Several Apple resellers are marketing Intel-based Mac desktops and portables with Windows XP pre-installed, but Apple Computer Inc. reiterated that it has no intention of following their lead.
The resellers, which include a small Utah-based company and a major California computer online warehouse, are bundling Windows XP with standard Macintosh models, and pre-installing the Microsoft operating system using the Boot Camp dual-boot application that Apple released earlier this month.
ExperCom is touting a $2,029 MacBook Pro with Windows XP Home pre-loaded; the price is just $35 above the Apple price for the portable. Meanwhile, ClubMac.com, MacMall.com, and OnSale.com -- all three part of Torrance, Calif.-based PC Mall -- list MacBook Pro, iMac, and Mac mini machines with XP Home or XP Professional installed. Windows XP Home bumps up the usual price of the computer by $100, while XP Professional costs an additional $150.
Retail prices for Windows XP Home are in the $190-198 range.
A sales representative from MacMall told TechWeb that users can select the size of the disk partition assigned to Windows XP during the ordering process.
But there are limits to what the resellers will do. "We don't support Windows XP - and neither does Apple," ExperCom said on its site. "We'll install it for you, but, hey, we're Mac people, so we can't help answer Windows questions!" Lengthy disclaimers, primarily about Boot Camp's beta status, also appeared on the ClubMac, MacMall, and OnSale sites.
But Apple's not planning to follow where its resellers have trod. In a Q&A session Wednesday after Apple released its second quarter financial statements, the Cupertino, Calif.-based company's chief financial officer, Peter Oppenheimer, repeated Apple's line about Windows.
"We have no desire or plan to sell or support Windows," said Oppenheimer. "But we think [Boot Camp] makes the Mac more appealing."
The bundling of Windows with Mac was inevitable, said Joe Wilcox, an analyst with JupiterMedia. But he didn't think that the trend will become widespread, and doesn't believe Apple will ever follow suit.
"I see two scenarios," he said. "One, the people who think they might need Windows on a Mac. Now [with Boot Camp] they can be assured they can run Windows if they need to. But there people may never actually buy Windows.

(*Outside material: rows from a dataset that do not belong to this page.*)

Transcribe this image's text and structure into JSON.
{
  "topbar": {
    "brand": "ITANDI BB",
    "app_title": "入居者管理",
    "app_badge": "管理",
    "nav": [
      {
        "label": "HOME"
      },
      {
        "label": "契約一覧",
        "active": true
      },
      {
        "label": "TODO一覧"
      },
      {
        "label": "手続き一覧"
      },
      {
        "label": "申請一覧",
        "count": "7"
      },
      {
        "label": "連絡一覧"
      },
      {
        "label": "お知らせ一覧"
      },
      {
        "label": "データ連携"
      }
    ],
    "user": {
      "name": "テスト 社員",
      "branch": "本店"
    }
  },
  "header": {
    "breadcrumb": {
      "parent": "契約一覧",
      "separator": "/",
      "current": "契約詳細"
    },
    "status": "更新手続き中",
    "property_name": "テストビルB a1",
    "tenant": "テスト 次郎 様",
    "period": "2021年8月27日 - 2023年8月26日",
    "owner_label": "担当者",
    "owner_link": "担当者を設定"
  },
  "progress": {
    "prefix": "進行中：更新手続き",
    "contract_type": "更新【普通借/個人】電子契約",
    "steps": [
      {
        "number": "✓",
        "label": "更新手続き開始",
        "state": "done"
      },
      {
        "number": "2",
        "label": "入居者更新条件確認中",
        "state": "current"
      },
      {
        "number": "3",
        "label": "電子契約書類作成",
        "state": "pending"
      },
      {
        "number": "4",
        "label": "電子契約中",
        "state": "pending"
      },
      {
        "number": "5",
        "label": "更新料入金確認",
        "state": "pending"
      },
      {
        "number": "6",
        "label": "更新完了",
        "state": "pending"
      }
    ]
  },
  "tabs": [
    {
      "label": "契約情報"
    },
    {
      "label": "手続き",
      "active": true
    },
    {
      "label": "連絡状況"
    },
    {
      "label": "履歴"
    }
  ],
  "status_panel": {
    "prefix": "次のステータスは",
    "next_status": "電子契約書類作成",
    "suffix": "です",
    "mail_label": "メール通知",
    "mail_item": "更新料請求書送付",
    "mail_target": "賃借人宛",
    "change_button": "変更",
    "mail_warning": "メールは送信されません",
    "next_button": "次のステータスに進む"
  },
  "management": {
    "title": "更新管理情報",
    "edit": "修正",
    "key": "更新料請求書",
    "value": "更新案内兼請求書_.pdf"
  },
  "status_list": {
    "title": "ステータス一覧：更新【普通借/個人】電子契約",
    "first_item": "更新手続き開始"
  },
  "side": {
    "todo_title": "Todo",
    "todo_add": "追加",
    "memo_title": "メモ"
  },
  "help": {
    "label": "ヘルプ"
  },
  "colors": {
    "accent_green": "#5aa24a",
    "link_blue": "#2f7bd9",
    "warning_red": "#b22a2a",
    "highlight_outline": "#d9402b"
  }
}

"The second are those who have an absolute, but occasional, need to run Windows. They might be the happy household where one spouse wants a Mac but the other needs Windows to get into the office [network]. These are the people where I see XP pre-installed going," Wilcox said.
It'll be cold day in hell when Apple sells Windows in its retail stores or online. "It's not in Apple's interest to promote Windows" that way, said Wilcox. If Apple did pre-install Windows, it would have to follow the same rules as other OEMs, like Dell and HP, which are required to shoulder the Windows support burden.

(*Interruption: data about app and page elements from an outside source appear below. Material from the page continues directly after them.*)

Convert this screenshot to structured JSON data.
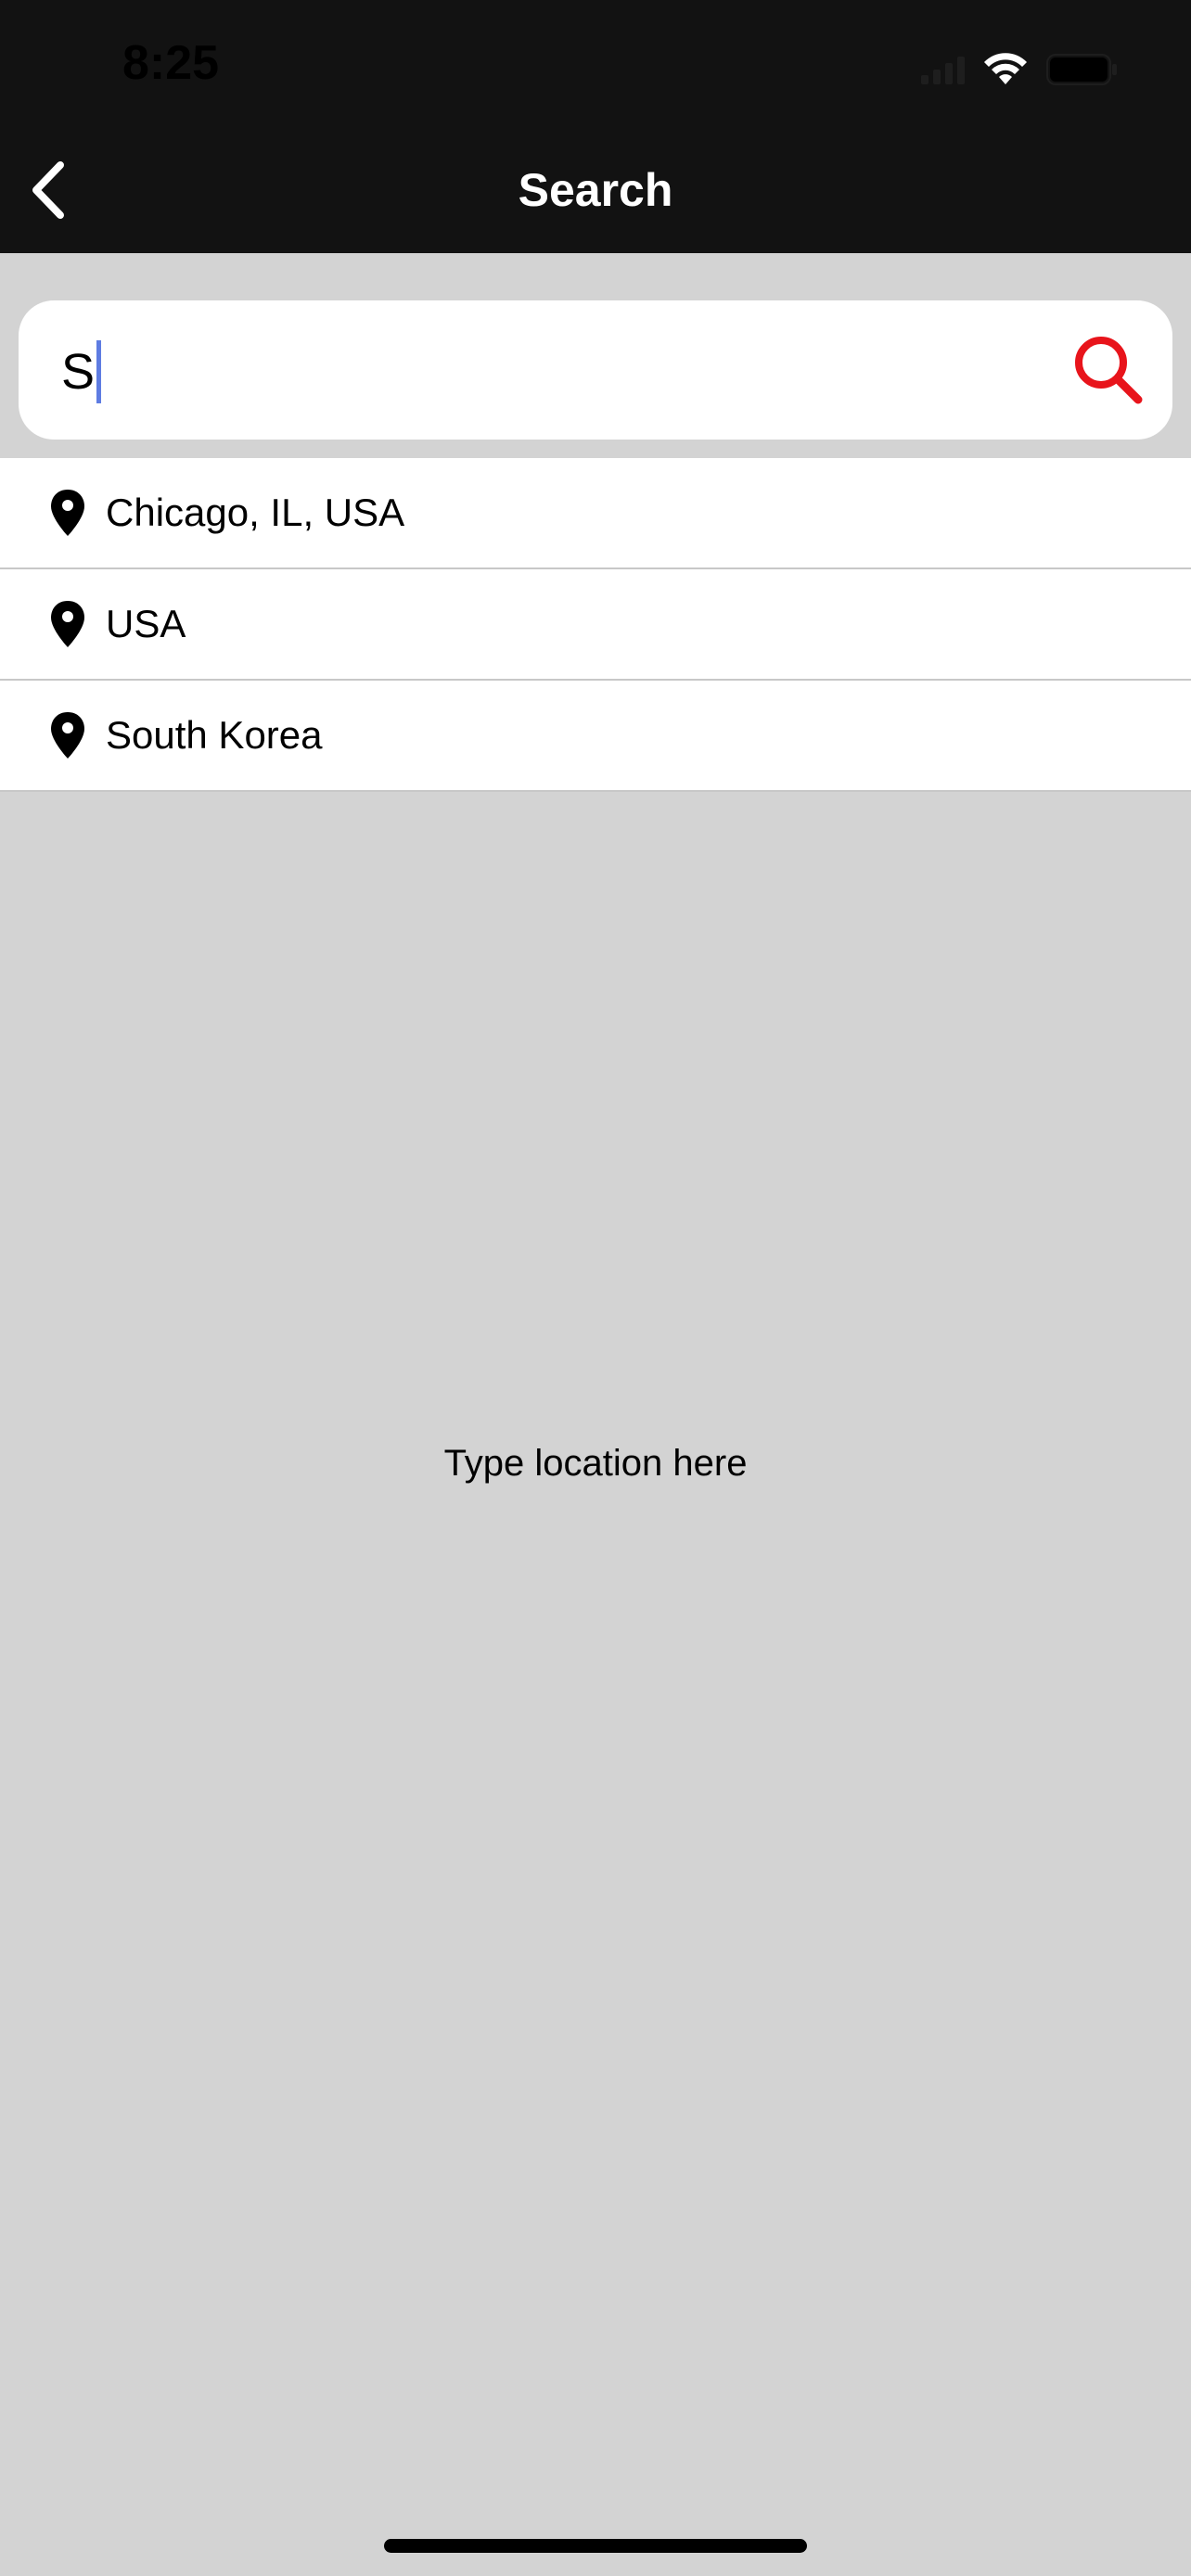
{
  "status_bar": {
    "time": "8:25",
    "icons": [
      "signal-icon",
      "wifi-icon",
      "battery-icon"
    ]
  },
  "nav": {
    "title": "Search",
    "back_icon": "chevron-left-icon"
  },
  "search": {
    "value": "S",
    "icon": "search-icon",
    "icon_color": "#e8141b"
  },
  "results": [
    {
      "label": "Chicago, IL, USA",
      "icon": "location-pin-icon"
    },
    {
      "label": "USA",
      "icon": "location-pin-icon"
    },
    {
      "label": "South Korea",
      "icon": "location-pin-icon"
    }
  ],
  "empty_hint": "Type location here",
  "colors": {
    "header_bg": "#121212",
    "page_bg": "#d3d3d3",
    "accent": "#e8141b",
    "caret": "#5e7ce2"
  }
}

But the ability to order a machine ready to run both Mac OS X and Windows XP out of the box may be increasingly attractive as the year goes on, Wilcox argued.
"The sales path is cleared for Apple through 2006. There will be no marketing bang around [Windows] Vista, and Macs are fresh, new, and different.

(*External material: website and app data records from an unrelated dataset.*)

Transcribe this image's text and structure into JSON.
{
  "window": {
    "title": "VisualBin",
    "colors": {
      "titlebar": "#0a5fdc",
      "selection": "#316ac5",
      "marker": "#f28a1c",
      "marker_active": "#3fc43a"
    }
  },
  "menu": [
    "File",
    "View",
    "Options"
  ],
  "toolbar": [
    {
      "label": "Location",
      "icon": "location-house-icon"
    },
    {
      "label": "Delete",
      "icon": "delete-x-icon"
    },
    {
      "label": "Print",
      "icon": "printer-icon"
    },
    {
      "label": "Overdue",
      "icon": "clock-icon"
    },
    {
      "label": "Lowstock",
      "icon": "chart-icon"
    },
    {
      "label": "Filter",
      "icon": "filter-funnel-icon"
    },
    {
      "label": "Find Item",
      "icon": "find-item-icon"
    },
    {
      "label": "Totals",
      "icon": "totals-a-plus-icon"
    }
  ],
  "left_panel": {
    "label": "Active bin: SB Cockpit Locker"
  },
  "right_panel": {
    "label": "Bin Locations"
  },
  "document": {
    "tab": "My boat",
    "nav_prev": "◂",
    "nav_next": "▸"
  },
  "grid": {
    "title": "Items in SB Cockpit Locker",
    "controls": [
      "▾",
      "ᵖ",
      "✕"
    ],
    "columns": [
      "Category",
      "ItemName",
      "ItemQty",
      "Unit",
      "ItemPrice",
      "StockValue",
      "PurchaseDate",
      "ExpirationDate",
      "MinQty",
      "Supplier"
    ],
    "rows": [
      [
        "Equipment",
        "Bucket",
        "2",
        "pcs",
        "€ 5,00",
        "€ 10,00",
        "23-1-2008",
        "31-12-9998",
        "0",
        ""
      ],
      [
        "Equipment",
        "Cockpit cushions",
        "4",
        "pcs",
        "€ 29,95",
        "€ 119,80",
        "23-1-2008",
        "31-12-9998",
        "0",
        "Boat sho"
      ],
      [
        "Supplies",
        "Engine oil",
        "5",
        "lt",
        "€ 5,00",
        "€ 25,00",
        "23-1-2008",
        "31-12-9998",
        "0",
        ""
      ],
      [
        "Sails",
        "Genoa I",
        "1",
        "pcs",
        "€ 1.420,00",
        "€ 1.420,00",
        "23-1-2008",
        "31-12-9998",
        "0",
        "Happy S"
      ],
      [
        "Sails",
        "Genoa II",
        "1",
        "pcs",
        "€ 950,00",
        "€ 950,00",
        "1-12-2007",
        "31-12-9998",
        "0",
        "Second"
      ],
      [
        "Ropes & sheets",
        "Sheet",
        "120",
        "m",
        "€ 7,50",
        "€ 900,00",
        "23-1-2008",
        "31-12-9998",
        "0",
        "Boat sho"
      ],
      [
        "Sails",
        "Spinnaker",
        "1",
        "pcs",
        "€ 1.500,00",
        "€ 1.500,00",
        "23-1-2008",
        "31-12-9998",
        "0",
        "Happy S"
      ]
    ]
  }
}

"So the people who are tired of the same thing, who want to try something new, but realize that the reality is that Windows is everywhere, they may start thinking about a Mac."